Greene, J. C., Caracelli, V. J., & Graham, W. F. (1989). Toward a conceptual framework for mixed-method evaluation designs. Educational Evaluation and Policy Analysis, 11 (3), 255–274.

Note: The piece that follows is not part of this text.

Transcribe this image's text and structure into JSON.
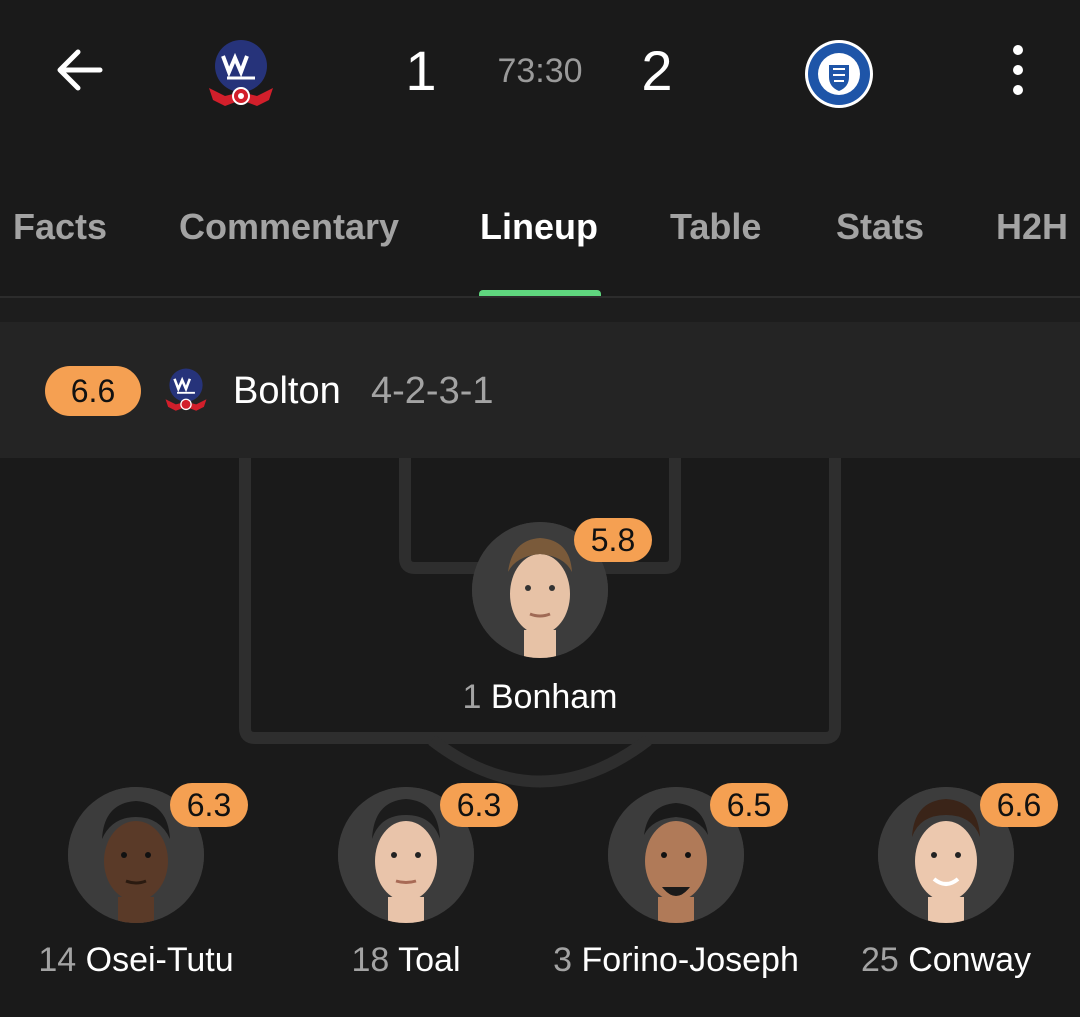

Abstract: In recent years evaluators of educational and social programs have expanded their methodological repertoire with designs that include the use of both qualitative and quantitative methods. Such practice, however, needs to be grounded in a theory that can meaningfully guide the design and implementation of mixed-method evaluations. In this study, a mixed-method conceptual framework was developed from the theoretical literature and then refined through an analysis of 57 empirical mixed-method evaluations. Five purposes for mixed-method evaluations are identified in this conceptual framework: triangulation, complementarity, development, initiation, and expansion. For each of the five purposes, a recommended design is also presented in terms of seven relevant design characteristics. These design elements encompass issues about methods, the phenomena under investigation, paradigmatic framework, and criteria for implementation. In the empirical review, common misuse of the term triangulation was apparent in evaluations that stated such a purpose but did not employ an appropriate design. In addition, relatively few evaluations in this review integrated the different method types at the level of data analysis. Strategies for integrated data analysis are among the issues identified as priorities for further mixed-method work.